It must be remembered that the scheme is simply a mechanism that allows eligible employers to receive a ‘reimbursement’ of their wage liability, which must be directly passed on to their employees. Employers cannot receive the subsidy and then pay less than the subsidy amount and or otherwise profit from the scheme. One imagines, however, that a small minority will somehow work it to their advantage.
The first extension period had a payment subsidy of a gross amount of either $1200 per fortnight or $750 per fortnight depending on whether the employee worked 80 actual work hours or more in a nominated four-week period. The employer had to nominate the number of hours worked by each employee.
This applied until 3 January, 2021. Extension period two applies from 4 January until the end of the scheme. Current, there is no indication about whether or not the scheme will be further extended beyond March. I believe this will depend on economic conditions and what happens with COVID-19.
For this extension period, the rate of the payments is tiered at $1000 per fortnight and then $650 per fortnight, again being gross amounts. Employer eligibility for the scheme otherwise remains broadly the same. Employers must continue to communicate with workers about the scheme and the details as they affect staff. This includes the rates of the subsidy to be, or being, received. The turnover tests have not changed significantly. However, the tests are now based on actual turnover decline rather than projected or estimated declines.
Accordingly, the business must notify of their actual GST turnover decline quarter by quarter in an amount of 30 per cent or more, or for a not-for-profit the test is 15 per cent or more decline, which declines cover the vast majority of businesses.

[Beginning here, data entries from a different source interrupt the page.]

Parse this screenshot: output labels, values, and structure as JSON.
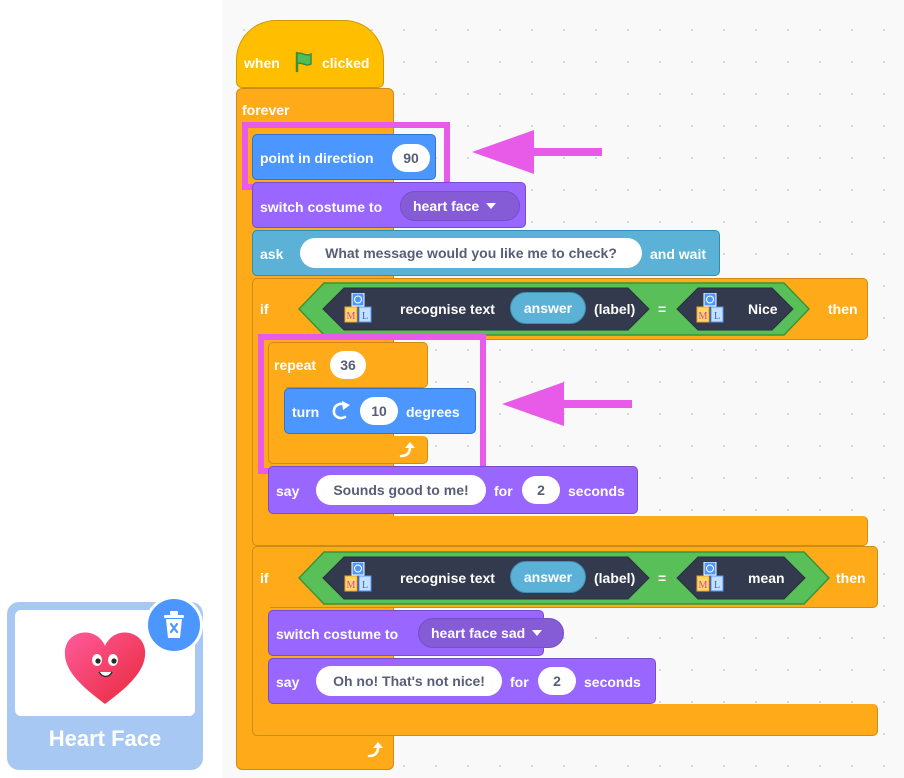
{
  "blocks": {
    "hat": {
      "pre": "when",
      "post": "clicked"
    },
    "forever": "forever",
    "point": {
      "label": "point in direction",
      "value": "90"
    },
    "switch1": {
      "label": "switch costume to",
      "costume": "heart face"
    },
    "ask": {
      "label": "ask",
      "question": "What message would you like me to check?",
      "wait": "and wait"
    },
    "if1": {
      "if": "if",
      "then": "then",
      "op": "recognise text",
      "answer": "answer",
      "label": "(label)",
      "eq": "=",
      "value": "Nice"
    },
    "repeat": {
      "label": "repeat",
      "value": "36"
    },
    "turn": {
      "label": "turn",
      "value": "10",
      "degrees": "degrees"
    },
    "say1": {
      "label": "say",
      "text": "Sounds good to me!",
      "for": "for",
      "secs": "2",
      "seconds": "seconds"
    },
    "if2": {
      "if": "if",
      "then": "then",
      "op": "recognise text",
      "answer": "answer",
      "label": "(label)",
      "eq": "=",
      "value": "mean"
    },
    "switch2": {
      "label": "switch costume to",
      "costume": "heart face sad"
    },
    "say2": {
      "label": "say",
      "text": "Oh no! That's not nice!",
      "for": "for",
      "secs": "2",
      "seconds": "seconds"
    }
  },
  "ml_icon": {
    "top": "M",
    "bottom_left": "M",
    "bottom_right": "L"
  },
  "sprite": {
    "name": "Heart Face"
  },
  "colors": {
    "events": "#ffbf00",
    "control": "#ffab19",
    "motion": "#4c97ff",
    "looks": "#9966ff",
    "sensing": "#5cb1d6",
    "ml": "#333a4d",
    "operators": "#59c059",
    "annotation": "#e85be8"
  }
}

For a business with an annual turnover of $1 billion or more, the decline in turnover test is 50 per cent or more. Arguably, this new requirement reflects the fact that the scheme aims to account for the most recent economic impacts of the pandemic. Alternative turnover tests can be considered by the ATO particularly where, say, the business has not been operating for long enough to have a comparable GST quarter to compare to from a previous year and or quarter.
Interestingly, eligibility for businesses will need to be assessed in advance of BAS reporting deadlines. Accordingly, the ATO has discretion to extend the deadline for payment by the business of wages in order to satisfy what is called the ‘wage condition’ – a condition which requires that businesses must have paid their normal periodic wage before being eligible for the subsidy. In the rare case where a business does not have to report BAS, they should contact the ATO to discuss alternative arrangements. In fact, advice should be sought from the ATO in relation to any concerns arise or unique circumstances.
Businesses who were part of so-called Job Keeper 1 can continue in the scheme and need not do anything different so long as they continue to have an ABN and continue to report assessable income and supplies.
As always, seek advice if uncertain about any part of the scheme.
Advice should be sought particularly from accountants rather than lawyers – the latter who are able to advise more specifically about legal issues that arise.
Where there is a dispute between employers and workers, the parties can apply to engage in a dispute resolution pathway operated by the Fair Work Commission. This can include not only arbitration (basically a binding decision) but also conciliation and mediation.
Anecdotally, it has been said that there is so far a high take-up rate of this mechanism but that dispute numbers are falling back as parties become familiar with the scheme’s operation.